Oliver had chubby cheeks, a curlicue smile and a fervent love for Thomas the Tank Engine. When cancer came for him, these regular details of a toddler’s life were overwhelmed by treatments, pain and long bouts in the hospital – and so was his family’s life.
His father, Drew Graham, recalls leaving work and travelling more than 150 kilometres from their home in Pictou County, N.S., to be close to the hospital in Halifax. All he could think about was the cancer. But at night, after he would tuck in his older son, Jax, he would see other sleepless parents in the kitchen at the Ronald McDonald House where they were staying.
“You’re kind of like ships passing in the night,” he said.
The Graham family’s story is the inspiration for an advertising campaign that will launch Wednesday, meant to help Ronald McDonald House complete an expansion that will see it grow from accommodating roughly 10,000 families struggling with serious childhood illnesses to twice that by the end of next year.
Changes to the way childhood illnesses are treated mean death rates have fallen significantly, but that also often means more recurrences, longer stays, and more gruelling treatments. When the first house opened in Canada three decades ago, an average stay was four to five days; now, it’s up to 27. More than half of the families these days have multiple stays.
In addition, complex treatments are moving more and more to hospitals in major centres. This places a major financial burden on families and a problem of accommodation for those who need to travel for a child’s care; one the health-care system cannot manage for them.
A 2010 study from the University of Toronto surveyed 99 families of children with cancer in Ontario to determine the out-of-pocket costs, such as finding a place to stay while a child is receiving treatment. It found that the total mean expenses, just in the first three months of diagnosis, were $28,475.
The desire to alleviate more of this burden is what drove the expansion. In 2011, according to the charity’s research, there were 297,538 pediatric hospitalizations in Canada, and about 23,000 of them were for the kind of serious conditions the houses usually see. But the charity could only accommodate about a third of those patients’ families that year. By the end of 2014, the organization hopes to increase the number of Ronald McDonald Houses from 12 to 14, and increase the number of in-hospital and in-house family spaces from 215 to 520.

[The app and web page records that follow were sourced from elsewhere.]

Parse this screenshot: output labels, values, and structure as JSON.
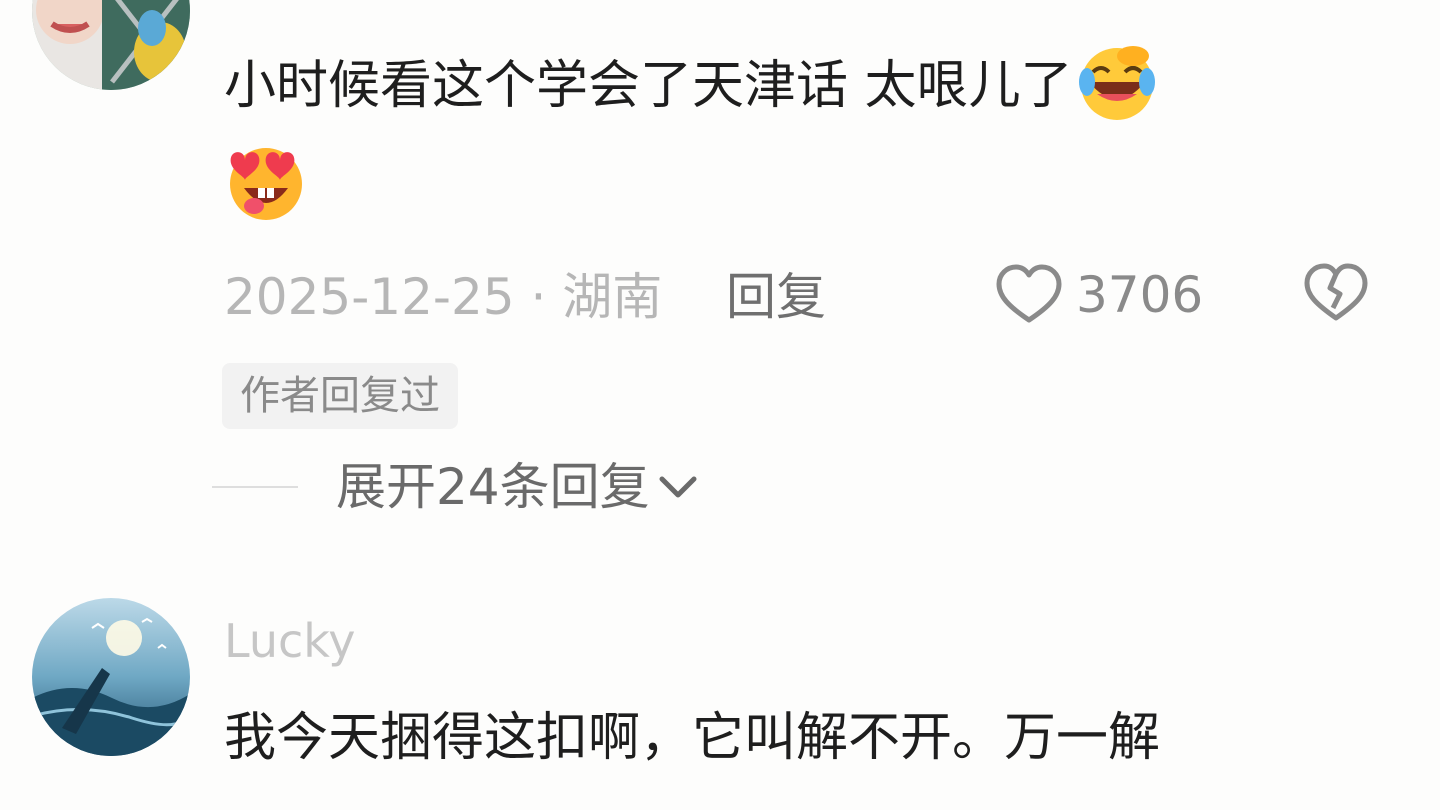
{
  "comments": [
    {
      "text": "小时候看这个学会了天津话 太哏儿了",
      "emojis": [
        "rolling-laughing-emoji",
        "heart-eyes-tongue-emoji"
      ],
      "date": "2025-12-25",
      "location": "湖南",
      "reply_label": "回复",
      "likes": "3706",
      "author_badge": "作者回复过",
      "expand_label": "展开24条回复"
    },
    {
      "username": "Lucky",
      "text": "我今天捆得这扣啊，它叫解不开。万一解"
    }
  ],
  "icons": {
    "like": "heart-outline-icon",
    "dislike": "broken-heart-icon",
    "expand": "chevron-down-icon"
  },
  "colors": {
    "background": "#fdfdfc",
    "text": "#1e1e1e",
    "meta": "#b6b6b6",
    "secondary": "#6f6f6f",
    "badge_bg": "#f2f2f2"
  }
}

Parents say the value is immeasurable. During his late nights awake, worrying for his son, Mr. Graham would hear stories of transplants, or a family worrying about a child who had lost a limb.
“It hit me like a ton of bricks,” Mr. Graham said. “As bad as you think you have it, there’s always others going through something … I don’t think people realize how important communal bonding is.”
In one of the new TV spots, a pair of worried fathers give a knowing nod to each other at side-by-side fridges as they grab a late-night snack. The campaign – which includes ads across all media – is the largest yet for the charity in Canada.
There is a good reason why medical care has been centralized, even if it means more families have to travel for care. Terry Sullivan, a consultant, faculty member at the University of Toronto and chair of the advisory committee on system performance and quality initiatives for the Canadian Partnership Against Cancer, said smaller hospitals simply don’t do specialized procedures as frequently as is ideal. “You don’t have sufficient clinical skill among everybody who cares for those kids, and you tend to have slightly poorer outcomes in low-volume centres for many complex procedures,” he said. This is not the case for all procedures, Mr. Sullivan said, but it does help explain why centralization has increased for more complex treatments.
Better quality care is essential; but centralized treatment can make it difficult for another key part of a child’s recovery: having family nearby.
And families also benefit from being close to others going through the stress of a sick child. During a recent visit to the house in Saskatoon, Cathy Loblaw, president and CEO of Ronald McDonald House Charities Canada, noticed that the tables in the communal kitchen, which are usually spaced out for each family, had been pushed together; something the families had done so they could eat together, a staffer explained.
“It’s amazing to see the community that emerges among the families in the house,” she said.
Oliver’s story did not have a happy ending. He passed away in June of 2010 at the age of three. “I miss my son to death,” Mr. Graham said.
He was overwhelmed to learn that the charity’s ad agency, Cossette, had based part of the campaign on his story, and that the letter of thanks he wrote to Ronald McDonald House in 2011 had led it to additional personal stories from real families in the other ads, and to make family the centre of the entire campaign.
Telling his story “is really helping me keep Oliver alive in my own way,” he said. “It’s hard to describe. My story is one of millions of stories. And every last one of them is just as important as the next.”
Percentage of total medical treatments relating to oncology that bring children’s families to Ronald McDonald House (Canadian national average). It is the leading cause, followed by premature babies/NICU (27%), heart/lung (21%) and surgeries/transplants (10%).
Year the first House in Canada opened.
Total cost to operate Ronald McDonald Houses in Canada in 2013, up from $5.6-million in 2009.
Average cost per night for a family staying at a Ronald McDonald House, depending on financial ability.
Turn-away rate can reach as high as 70 per cent at some Houses.
Costs associated with running the organization’s national office covered by McDonald’s Corp.
Costs associated with operating the Houses that rely on donor support